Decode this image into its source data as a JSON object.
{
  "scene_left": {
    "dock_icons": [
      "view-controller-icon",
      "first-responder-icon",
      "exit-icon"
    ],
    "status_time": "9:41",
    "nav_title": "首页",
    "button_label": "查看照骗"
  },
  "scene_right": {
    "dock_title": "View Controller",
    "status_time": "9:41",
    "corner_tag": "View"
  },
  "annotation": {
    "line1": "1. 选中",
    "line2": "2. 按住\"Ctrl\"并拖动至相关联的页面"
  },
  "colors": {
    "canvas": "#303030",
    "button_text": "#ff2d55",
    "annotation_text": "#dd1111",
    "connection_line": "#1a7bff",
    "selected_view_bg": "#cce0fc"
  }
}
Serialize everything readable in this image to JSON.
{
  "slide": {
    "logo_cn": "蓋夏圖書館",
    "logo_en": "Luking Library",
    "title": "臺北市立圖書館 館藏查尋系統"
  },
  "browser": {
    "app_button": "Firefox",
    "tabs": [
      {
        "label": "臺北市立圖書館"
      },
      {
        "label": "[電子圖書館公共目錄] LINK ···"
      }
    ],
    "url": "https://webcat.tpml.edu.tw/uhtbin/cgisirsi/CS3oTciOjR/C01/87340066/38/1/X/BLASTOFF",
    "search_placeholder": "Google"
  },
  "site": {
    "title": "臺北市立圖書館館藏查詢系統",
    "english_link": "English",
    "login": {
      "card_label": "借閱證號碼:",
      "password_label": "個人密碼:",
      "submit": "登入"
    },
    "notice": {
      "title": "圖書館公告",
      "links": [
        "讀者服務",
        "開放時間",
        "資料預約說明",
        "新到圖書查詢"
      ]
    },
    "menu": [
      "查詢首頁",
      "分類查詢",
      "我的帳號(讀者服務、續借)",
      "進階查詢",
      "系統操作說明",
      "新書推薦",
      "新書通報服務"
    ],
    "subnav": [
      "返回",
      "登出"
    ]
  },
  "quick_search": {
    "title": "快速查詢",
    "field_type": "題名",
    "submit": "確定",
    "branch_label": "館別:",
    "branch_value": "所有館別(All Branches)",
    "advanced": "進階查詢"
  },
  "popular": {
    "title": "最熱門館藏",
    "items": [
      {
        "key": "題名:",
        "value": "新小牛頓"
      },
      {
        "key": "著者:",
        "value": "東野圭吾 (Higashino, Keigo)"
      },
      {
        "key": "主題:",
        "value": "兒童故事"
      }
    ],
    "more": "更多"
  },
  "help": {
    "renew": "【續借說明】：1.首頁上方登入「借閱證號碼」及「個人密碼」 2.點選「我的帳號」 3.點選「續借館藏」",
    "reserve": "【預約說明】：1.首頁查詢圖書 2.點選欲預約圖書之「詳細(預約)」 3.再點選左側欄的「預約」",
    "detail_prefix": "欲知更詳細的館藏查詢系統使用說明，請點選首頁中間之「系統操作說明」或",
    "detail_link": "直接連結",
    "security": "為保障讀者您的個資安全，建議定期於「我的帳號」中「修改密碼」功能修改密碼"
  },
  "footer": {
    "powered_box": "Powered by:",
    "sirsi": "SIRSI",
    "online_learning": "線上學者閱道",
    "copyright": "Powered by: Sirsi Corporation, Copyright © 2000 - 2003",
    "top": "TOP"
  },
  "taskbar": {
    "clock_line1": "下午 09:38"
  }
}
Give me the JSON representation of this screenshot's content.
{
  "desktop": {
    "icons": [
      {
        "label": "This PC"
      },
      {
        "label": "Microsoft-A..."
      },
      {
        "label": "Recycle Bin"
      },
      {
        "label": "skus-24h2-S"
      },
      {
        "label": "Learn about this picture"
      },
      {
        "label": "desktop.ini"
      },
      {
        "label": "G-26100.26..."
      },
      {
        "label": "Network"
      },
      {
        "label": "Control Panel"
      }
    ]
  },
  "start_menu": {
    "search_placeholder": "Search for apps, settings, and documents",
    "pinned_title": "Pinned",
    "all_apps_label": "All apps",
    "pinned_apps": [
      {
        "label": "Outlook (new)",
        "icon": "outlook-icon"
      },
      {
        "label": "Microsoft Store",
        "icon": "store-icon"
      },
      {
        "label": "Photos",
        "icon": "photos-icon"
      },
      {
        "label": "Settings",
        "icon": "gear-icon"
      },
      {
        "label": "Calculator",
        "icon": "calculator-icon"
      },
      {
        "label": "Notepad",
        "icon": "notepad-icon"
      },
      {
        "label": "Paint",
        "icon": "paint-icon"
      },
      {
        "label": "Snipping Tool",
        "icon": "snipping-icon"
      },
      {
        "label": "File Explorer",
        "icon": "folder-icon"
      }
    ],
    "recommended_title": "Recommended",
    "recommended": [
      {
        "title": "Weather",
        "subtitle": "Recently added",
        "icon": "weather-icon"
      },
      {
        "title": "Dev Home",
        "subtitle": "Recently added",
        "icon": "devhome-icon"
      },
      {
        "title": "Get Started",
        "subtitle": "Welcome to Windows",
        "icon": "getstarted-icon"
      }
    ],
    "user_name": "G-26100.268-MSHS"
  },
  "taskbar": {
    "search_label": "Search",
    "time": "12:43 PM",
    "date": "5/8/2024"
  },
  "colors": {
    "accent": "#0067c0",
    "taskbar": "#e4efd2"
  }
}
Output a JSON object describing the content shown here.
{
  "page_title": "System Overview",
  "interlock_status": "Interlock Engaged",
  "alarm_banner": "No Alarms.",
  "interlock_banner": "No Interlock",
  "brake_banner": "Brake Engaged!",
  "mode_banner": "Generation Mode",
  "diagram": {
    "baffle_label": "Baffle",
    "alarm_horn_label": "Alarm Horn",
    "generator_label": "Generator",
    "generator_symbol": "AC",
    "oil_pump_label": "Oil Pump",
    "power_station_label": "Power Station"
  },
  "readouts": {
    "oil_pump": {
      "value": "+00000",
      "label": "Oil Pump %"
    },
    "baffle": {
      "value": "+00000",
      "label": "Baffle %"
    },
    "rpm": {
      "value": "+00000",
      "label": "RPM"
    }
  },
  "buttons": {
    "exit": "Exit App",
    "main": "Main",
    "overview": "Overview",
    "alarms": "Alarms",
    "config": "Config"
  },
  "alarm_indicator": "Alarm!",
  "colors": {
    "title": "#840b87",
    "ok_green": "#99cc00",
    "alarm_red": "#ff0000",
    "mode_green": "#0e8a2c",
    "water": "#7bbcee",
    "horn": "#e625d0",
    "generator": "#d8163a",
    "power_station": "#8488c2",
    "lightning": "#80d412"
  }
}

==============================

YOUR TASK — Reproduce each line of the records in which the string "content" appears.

EXERCISE RESULT —
Give me the JSON representation of this screenshot's content.
Output a JSON object describing the content shown here.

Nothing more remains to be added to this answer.